When we talk about a live-show setup, we're usually referring to gear, obviously. But there's actually more you can do to ensure a memorable performance. Sounding good is the bulk of the battle, of course, but looking good counts for something, too.
Feeling like an outsider around your non-musician friends? Perpetually working but somehow always-and-forever broke? These are the kind of issues that, as an independent musician, are often universally unavoidable. We deal with them because we love what we do, but that doesn't mean we've got to fully submit to them, either.
Commiserate by reading our top seven gripes below, and feel free to add your own in the comments.
Ask any self-professed lifer, and they'll admit it freely: making a career as a DIY, independent musician is not easy. At some point, you may want to abandon music-making in search of a more financially stable and less emotionally and physically trying path.
For some, that may be the right move; nobody has any business faulting you for making a choice with your own well-being in mind. But a big-picture mentality – recognizing the ruts as temporary and making steps to skirt, or at least smooth over, the next potential set of bumps – can help you regain the strength and focus you need for the long haul.
It's totally understandable that the slew of inherent struggles, like relentless touring, penny pinching, and constantly pouring your soul out in the studio and onstage only to feel stagnant afterward, would wear you down.
Before you call it quits, though, consider our best advice to get through these seven disheartening moments most artists endure at one point or another.
Your local music scene provides both a helpful network of resources and an uplifting sense of community, and that's an especially empowering combo of tools for pushing your progress as a band or solo musician.
There are massively positive effects of being a member of your city's underground landscape – but don't forget that you shouldn't close yourself off from other, non-musical creatives, either.
What makes a city especially friendly to independent musicians looking to advance their careers?
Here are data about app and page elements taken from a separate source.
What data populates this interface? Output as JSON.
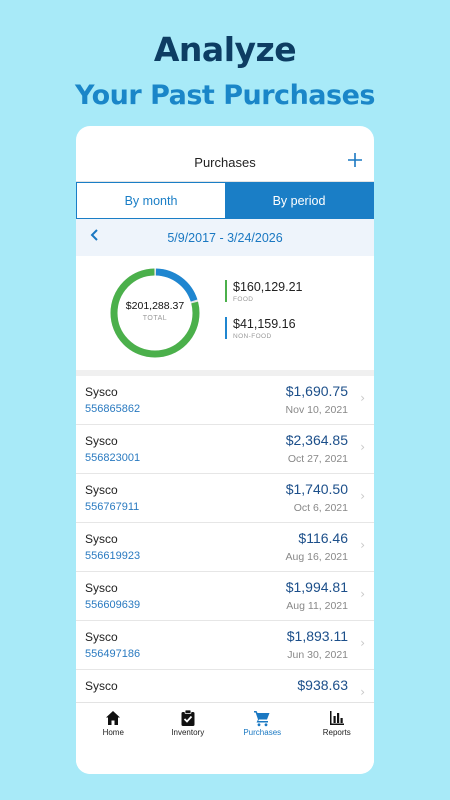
{
  "promo": {
    "headline": "Analyze",
    "subheadline": "Your Past Purchases"
  },
  "header": {
    "title": "Purchases",
    "add_icon": "plus-icon"
  },
  "segment": {
    "by_month": "By month",
    "by_period": "By period",
    "selected": "By period"
  },
  "period": {
    "back_icon": "chevron-left-icon",
    "range": "5/9/2017 - 3/24/2026"
  },
  "summary": {
    "total": "$201,288.37",
    "total_label": "TOTAL",
    "food": {
      "amount": "$160,129.21",
      "label": "FOOD",
      "fraction": 0.7955,
      "color": "#4bb04b"
    },
    "nonfood": {
      "amount": "$41,159.16",
      "label": "NON-FOOD",
      "fraction": 0.2045,
      "color": "#1f86d0"
    }
  },
  "orders": [
    {
      "vendor": "Sysco",
      "invoice": "556865862",
      "amount": "$1,690.75",
      "date": "Nov 10, 2021"
    },
    {
      "vendor": "Sysco",
      "invoice": "556823001",
      "amount": "$2,364.85",
      "date": "Oct 27, 2021"
    },
    {
      "vendor": "Sysco",
      "invoice": "556767911",
      "amount": "$1,740.50",
      "date": "Oct 6, 2021"
    },
    {
      "vendor": "Sysco",
      "invoice": "556619923",
      "amount": "$116.46",
      "date": "Aug 16, 2021"
    },
    {
      "vendor": "Sysco",
      "invoice": "556609639",
      "amount": "$1,994.81",
      "date": "Aug 11, 2021"
    },
    {
      "vendor": "Sysco",
      "invoice": "556497186",
      "amount": "$1,893.11",
      "date": "Jun 30, 2021"
    },
    {
      "vendor": "Sysco",
      "invoice": "",
      "amount": "$938.63",
      "date": ""
    }
  ],
  "tabs": [
    {
      "label": "Home",
      "icon": "home-icon"
    },
    {
      "label": "Inventory",
      "icon": "clipboard-check-icon"
    },
    {
      "label": "Purchases",
      "icon": "cart-icon"
    },
    {
      "label": "Reports",
      "icon": "bar-chart-icon"
    }
  ],
  "colors": {
    "background": "#a8eaf8",
    "headline": "#0d3d63",
    "accent": "#1a7ec6",
    "food": "#4bb04b",
    "nonfood": "#1f86d0"
  }
}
The obvious spots, like New York City or Los Angeles, aren't the easiest places make any sort of dent. Not only are they overwhelmed with folks with the same aims but also they're quite pricey, and when you're struggling to make ends meet financially, you'll ultimately lose time and energy that could be spent building your career.
The ideal cities for DIY musicians boast a balance of low-cost living and openness to independent music. Cheaper rent, a sense of community, fans and venues with a penchant for championing the underdogs – all of these things are important.
The five places we've picked offer all of that and then some. You can make music anywhere in the world, but in these environments, you'll likely have more time to focus on music making and a more supportive network to receive the art that materializes.